[Dataset records]
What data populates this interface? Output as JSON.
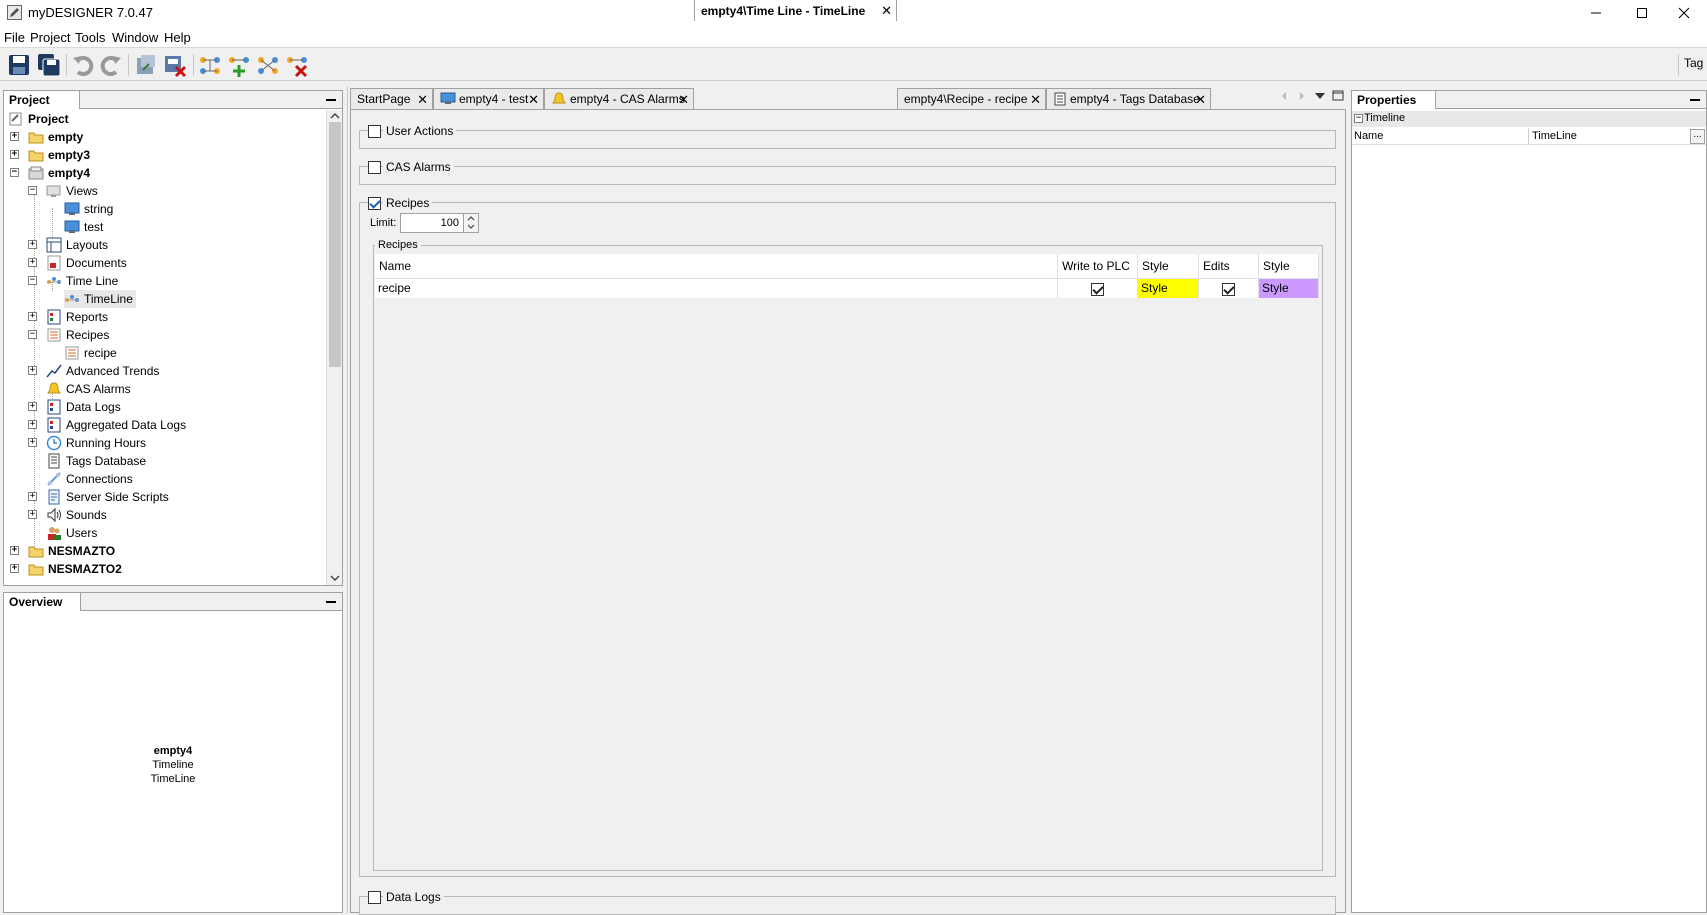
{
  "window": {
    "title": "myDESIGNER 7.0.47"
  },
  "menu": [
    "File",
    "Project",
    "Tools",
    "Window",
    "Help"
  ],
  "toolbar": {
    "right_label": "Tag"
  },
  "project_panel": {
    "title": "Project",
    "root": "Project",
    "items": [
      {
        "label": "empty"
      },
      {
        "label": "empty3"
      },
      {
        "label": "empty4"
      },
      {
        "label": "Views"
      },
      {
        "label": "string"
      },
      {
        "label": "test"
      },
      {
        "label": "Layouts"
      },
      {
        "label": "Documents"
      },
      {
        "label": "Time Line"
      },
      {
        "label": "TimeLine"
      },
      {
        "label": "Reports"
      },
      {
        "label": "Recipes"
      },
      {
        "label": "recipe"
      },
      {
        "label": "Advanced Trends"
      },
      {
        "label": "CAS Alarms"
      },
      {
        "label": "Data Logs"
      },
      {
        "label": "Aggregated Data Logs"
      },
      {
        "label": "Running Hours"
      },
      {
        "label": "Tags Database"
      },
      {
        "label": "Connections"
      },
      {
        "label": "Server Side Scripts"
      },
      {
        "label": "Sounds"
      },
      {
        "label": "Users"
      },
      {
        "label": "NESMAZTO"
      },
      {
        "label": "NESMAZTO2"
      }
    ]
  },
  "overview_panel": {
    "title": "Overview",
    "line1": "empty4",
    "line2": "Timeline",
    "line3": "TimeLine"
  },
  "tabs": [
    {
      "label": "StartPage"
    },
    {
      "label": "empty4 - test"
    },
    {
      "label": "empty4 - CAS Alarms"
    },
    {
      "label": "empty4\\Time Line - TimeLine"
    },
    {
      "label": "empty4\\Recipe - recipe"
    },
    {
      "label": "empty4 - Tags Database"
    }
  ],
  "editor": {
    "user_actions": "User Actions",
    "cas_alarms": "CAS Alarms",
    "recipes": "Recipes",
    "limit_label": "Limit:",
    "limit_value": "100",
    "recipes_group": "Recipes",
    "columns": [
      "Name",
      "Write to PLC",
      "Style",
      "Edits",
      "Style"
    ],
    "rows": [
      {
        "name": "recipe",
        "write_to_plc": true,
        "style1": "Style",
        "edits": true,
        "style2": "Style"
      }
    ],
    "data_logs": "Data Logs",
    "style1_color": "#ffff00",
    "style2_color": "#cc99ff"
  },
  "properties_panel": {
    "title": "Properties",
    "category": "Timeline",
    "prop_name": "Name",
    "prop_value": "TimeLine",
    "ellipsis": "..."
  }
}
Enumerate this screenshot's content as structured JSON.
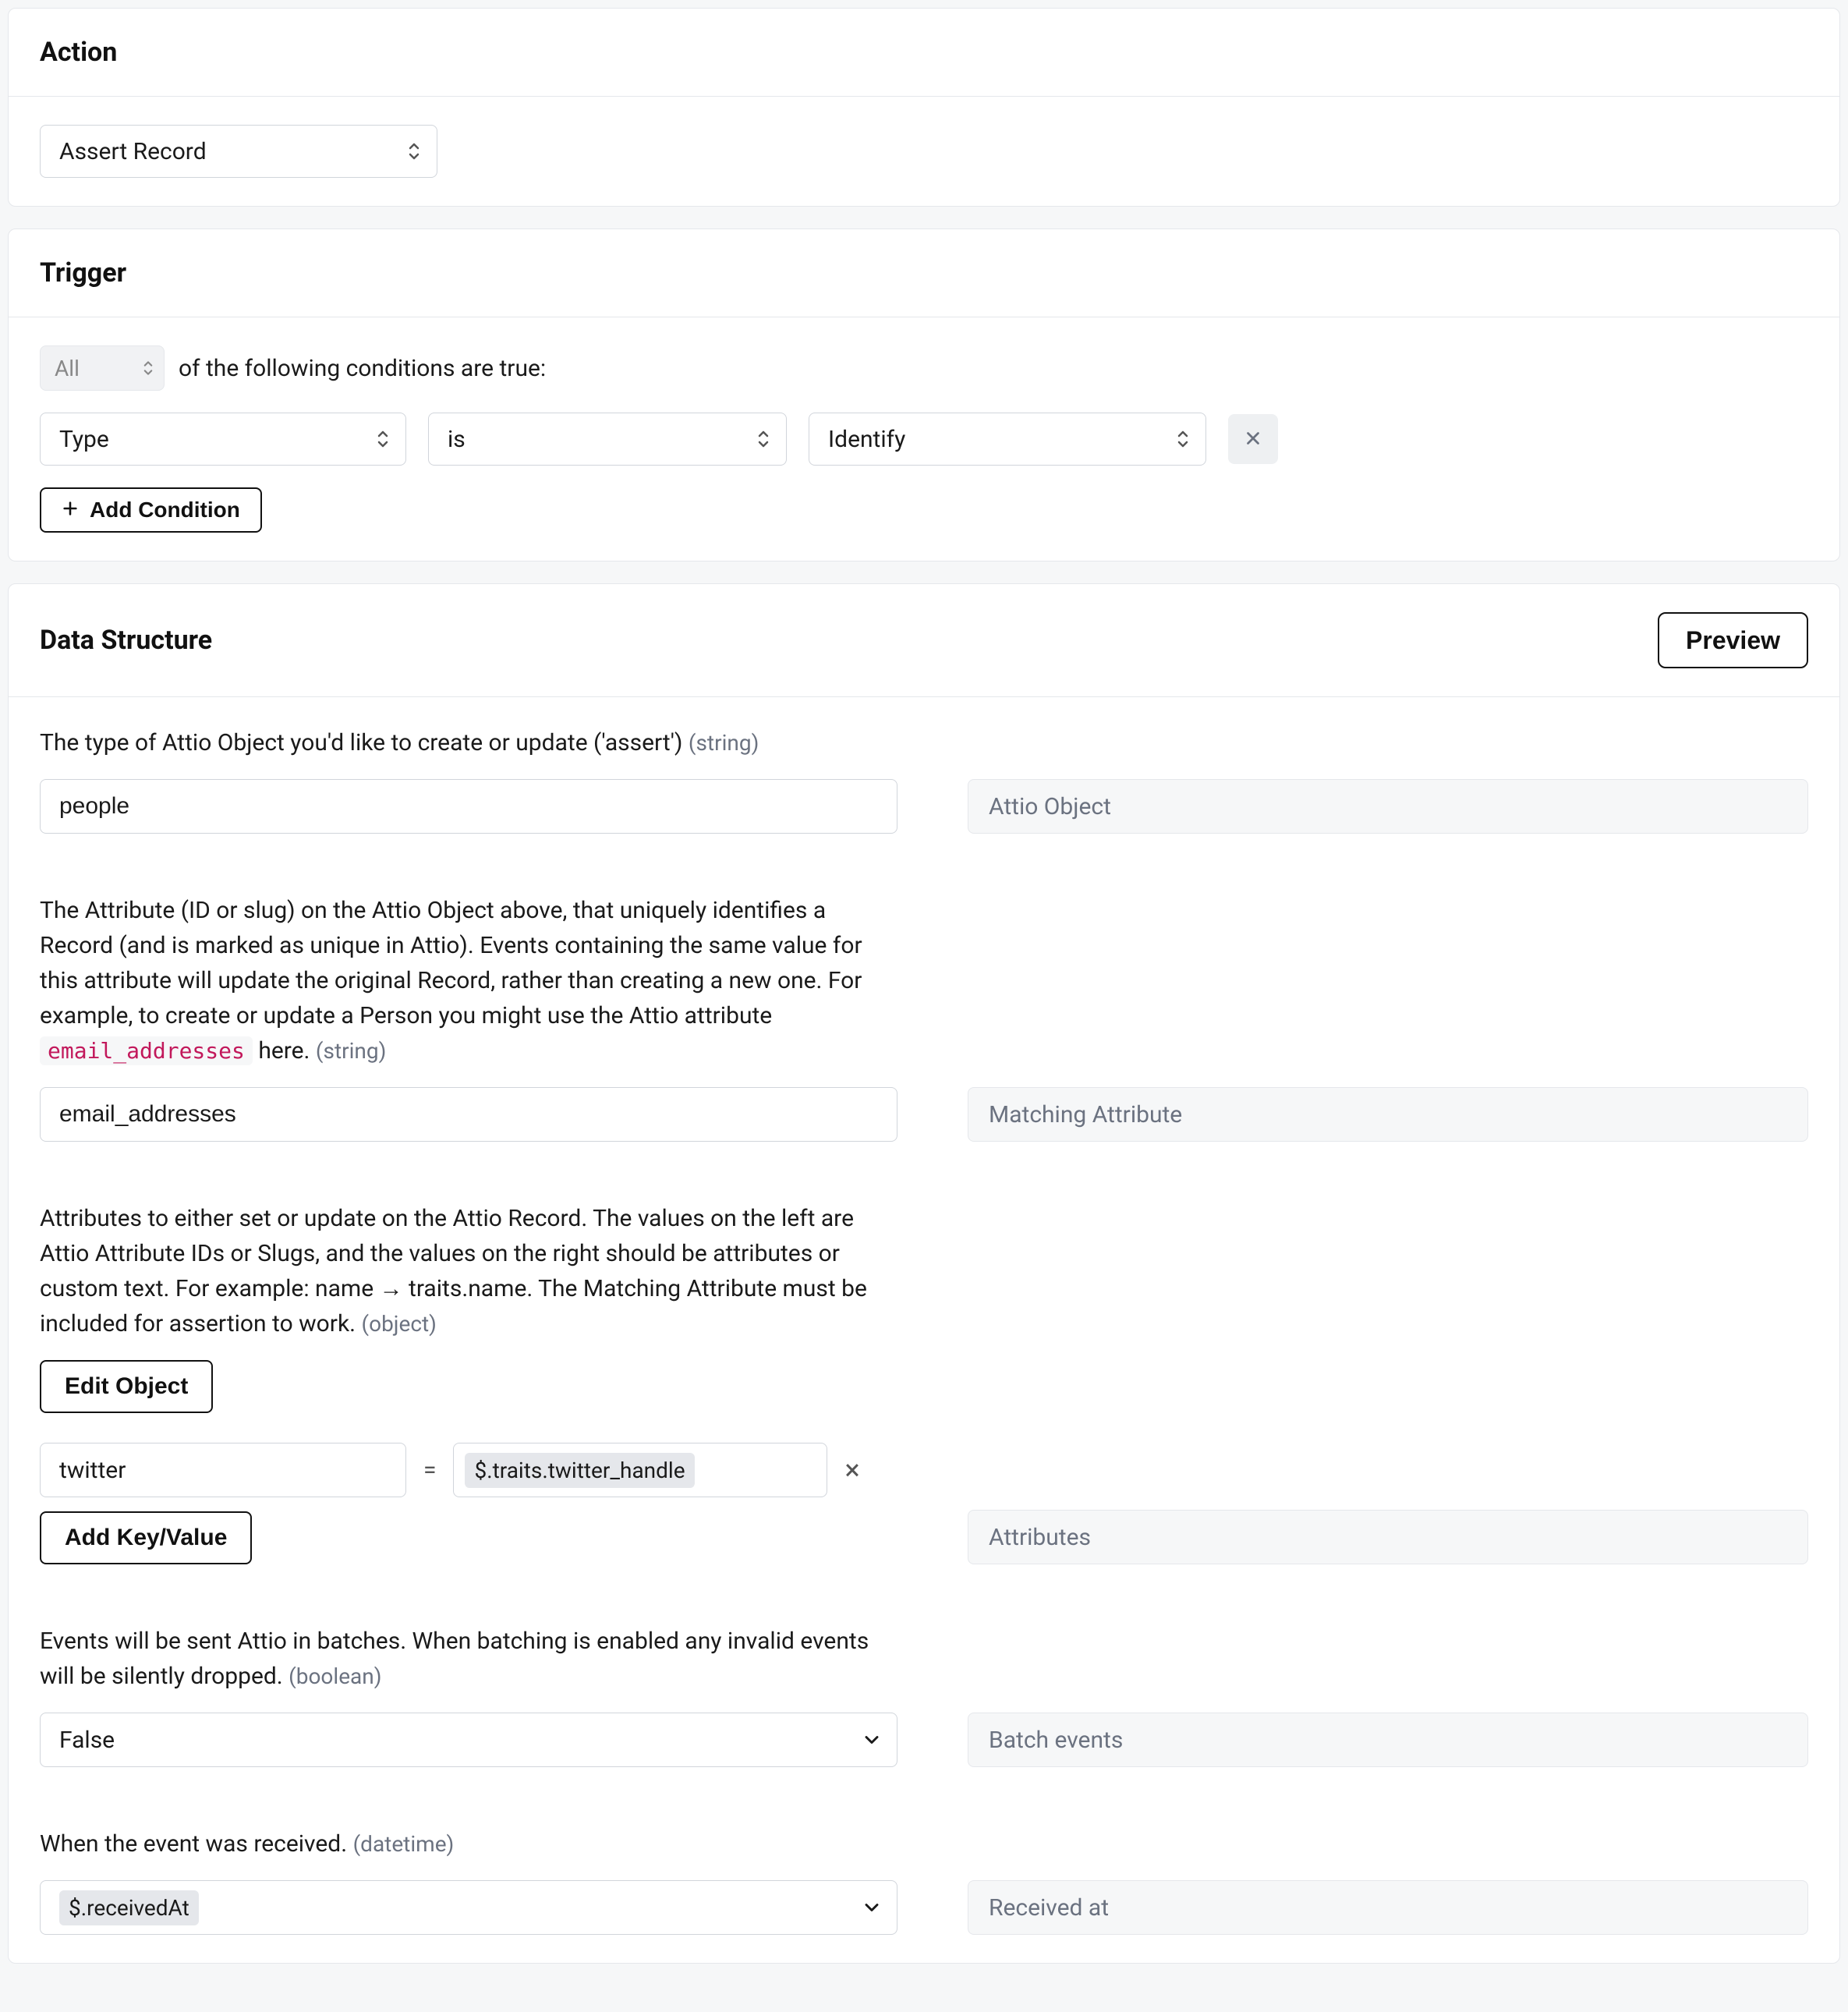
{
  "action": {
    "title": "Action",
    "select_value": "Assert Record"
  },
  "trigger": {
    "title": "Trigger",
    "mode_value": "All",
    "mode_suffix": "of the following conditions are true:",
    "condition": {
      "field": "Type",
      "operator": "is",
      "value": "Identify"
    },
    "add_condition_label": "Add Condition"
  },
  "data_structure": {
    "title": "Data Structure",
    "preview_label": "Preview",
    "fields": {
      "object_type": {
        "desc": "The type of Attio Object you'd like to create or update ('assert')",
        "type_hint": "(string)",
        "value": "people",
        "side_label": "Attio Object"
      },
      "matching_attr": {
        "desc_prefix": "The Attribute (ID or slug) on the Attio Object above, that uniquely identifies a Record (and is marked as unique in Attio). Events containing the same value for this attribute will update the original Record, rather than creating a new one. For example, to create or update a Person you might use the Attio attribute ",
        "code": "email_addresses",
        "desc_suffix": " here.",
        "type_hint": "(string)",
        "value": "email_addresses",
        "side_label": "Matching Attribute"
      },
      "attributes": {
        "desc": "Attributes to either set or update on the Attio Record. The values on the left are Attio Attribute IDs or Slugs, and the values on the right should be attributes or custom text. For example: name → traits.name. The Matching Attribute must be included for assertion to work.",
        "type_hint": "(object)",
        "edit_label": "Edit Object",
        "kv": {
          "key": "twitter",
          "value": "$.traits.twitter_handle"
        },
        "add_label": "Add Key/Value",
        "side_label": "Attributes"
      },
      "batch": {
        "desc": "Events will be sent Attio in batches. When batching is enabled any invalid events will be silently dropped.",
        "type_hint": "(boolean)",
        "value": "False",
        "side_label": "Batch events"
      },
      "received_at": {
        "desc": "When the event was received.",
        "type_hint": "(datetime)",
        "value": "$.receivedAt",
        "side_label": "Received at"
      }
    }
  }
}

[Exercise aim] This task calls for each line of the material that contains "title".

[Task answer]
    "title": "myDESIGNER 7.0.47"
    "title": "Project",
    "title": "Overview",
    "title": "Properties",
    "title": "Action",
    "title": "Trigger",
    "title": "Data Structure",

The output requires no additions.